I was given the advice that my heart knew was true before it was even given.  Write what you love. I started writing because of love, I write about love.  But I was looking for the trick, I was asking gravity to stop working for a moment. Sometimes in a craft you get completely immersed in your tools instead of the art giving the tool the power. It becomes about fitting in, coloring in the lines and less about expressing your unique voice. The truth is the man behind the curtain is in fact just a man.  A man dedicated and committed enough to an idea that he was able to convince the world he was an all-powerful wizard. He went outside of genre, outside what the limitations of a man should be.  In the process he stopped allowing his tools to limit him, he instead gave them new power.

I was a visual artist in high school and became a vocalist and music composer. I noticed early in my art studies that I was better with colors than with black and white.  What I understood before I left was that this was a myth I had told myself. My mind was so enrapt with technique that art was not being made. When I went into music I noticed the same. I was concerned with vocal replication of other artists and not concerned with my own sound. The girl is hardheaded. Somewhere in my junior year of high school, somewhere in the middle of performing Deep River, somewhere in the middle of composing my 3rd work technique faded and art finally took form. The moment is indescribable. For a split second you hear clearly, you feel deeply.  The world is beautiful, lovely. You absolutely matter and what you have to say bears weight and has the meaning and affluence of a living viable human soul and spirit laced throughout it. It connects you to the now, the past the future and the fountain of infinite bliss and wisdom. Pure as you and I are meant to be.

The point is have influences, mimic them as you need, read the art books, understand the style, refine your craft; use your tools. Before its over though make sure the voice is your own.  A lesson I have to teach myself over and over again. This is my ultimate love letter to remind myself why I should never give the tools power but instead use the art to empower them.
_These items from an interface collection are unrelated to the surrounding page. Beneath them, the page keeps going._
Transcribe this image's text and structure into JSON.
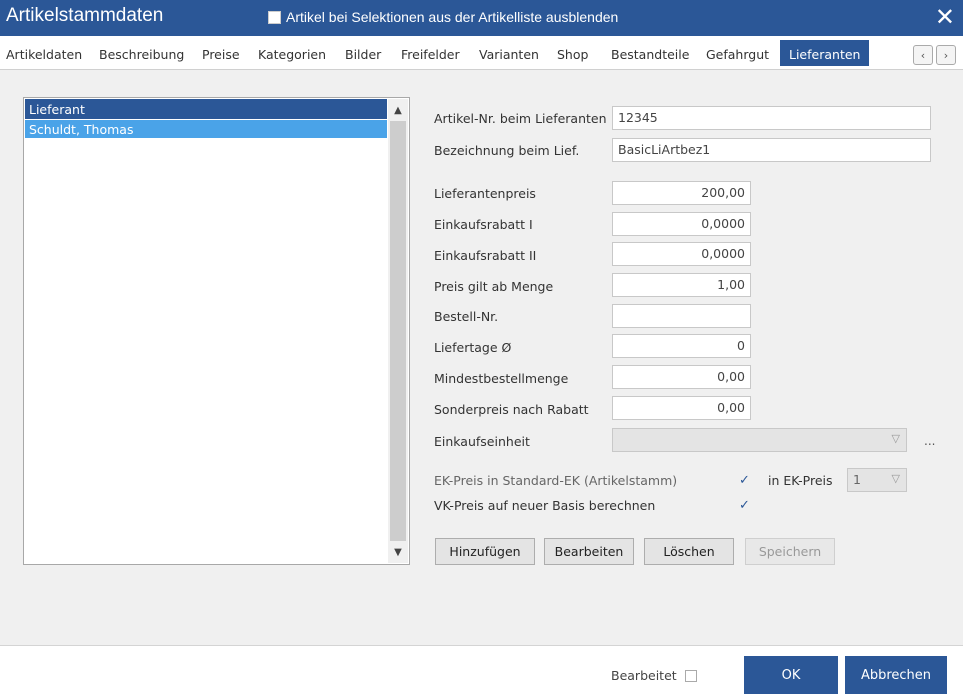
{
  "window": {
    "title": "Artikelstammdaten",
    "hide_checkbox_label": "Artikel bei Selektionen aus der Artikelliste ausblenden",
    "close_glyph": "✕"
  },
  "tabs": [
    {
      "label": "Artikeldaten"
    },
    {
      "label": "Beschreibung"
    },
    {
      "label": "Preise"
    },
    {
      "label": "Kategorien"
    },
    {
      "label": "Bilder"
    },
    {
      "label": "Freifelder"
    },
    {
      "label": "Varianten"
    },
    {
      "label": "Shop"
    },
    {
      "label": "Bestandteile"
    },
    {
      "label": "Gefahrgut"
    },
    {
      "label": "Lieferanten"
    }
  ],
  "nav": {
    "prev_icon": "chevron-left-icon",
    "next_icon": "chevron-right-icon"
  },
  "supplier_list": {
    "header": "Lieferant",
    "rows": [
      "Schuldt, Thomas"
    ]
  },
  "form": {
    "artikel_nr_label": "Artikel-Nr. beim Lieferanten",
    "artikel_nr_value": "12345",
    "bezeichnung_label": "Bezeichnung beim Lief.",
    "bezeichnung_value": "BasicLiArtbez1",
    "lieferantenpreis_label": "Lieferantenpreis",
    "lieferantenpreis_value": "200,00",
    "rabatt1_label": "Einkaufsrabatt I",
    "rabatt1_value": "0,0000",
    "rabatt2_label": "Einkaufsrabatt II",
    "rabatt2_value": "0,0000",
    "menge_label": "Preis gilt ab Menge",
    "menge_value": "1,00",
    "bestell_label": "Bestell-Nr.",
    "bestell_value": "",
    "liefertage_label": "Liefertage Ø",
    "liefertage_value": "0",
    "mindest_label": "Mindestbestellmenge",
    "mindest_value": "0,00",
    "sonderpreis_label": "Sonderpreis nach Rabatt",
    "sonderpreis_value": "0,00",
    "einheit_label": "Einkaufseinheit",
    "einheit_value": "",
    "einheit_more": "...",
    "ek_standard_label": "EK-Preis in Standard-EK (Artikelstamm)",
    "ek_standard_checked": "✓",
    "in_ek_preis_label": "in EK-Preis",
    "in_ek_preis_value": "1",
    "vk_label": "VK-Preis auf neuer Basis berechnen",
    "vk_checked": "✓"
  },
  "buttons": {
    "add": "Hinzufügen",
    "edit": "Bearbeiten",
    "delete": "Löschen",
    "save": "Speichern"
  },
  "footer": {
    "bearbeitet_label": "Bearbeitet",
    "ok": "OK",
    "cancel": "Abbrechen"
  },
  "colors": {
    "accent": "#2b5797",
    "selection": "#4aa3e8"
  }
}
I'm writing this so that when I start to forget and I'm worried about book sales, or another press or agent saying no that I stick to my declaration and follow the advice of knowledgeable others.  I embrace these tools and make them an extension of myself and what I need this world to see and understand. That I listen to the beating, pounding pace of my heart and stay with the fight. That I fill what I do with my will, my spirit; my spark. With my love, always with my love.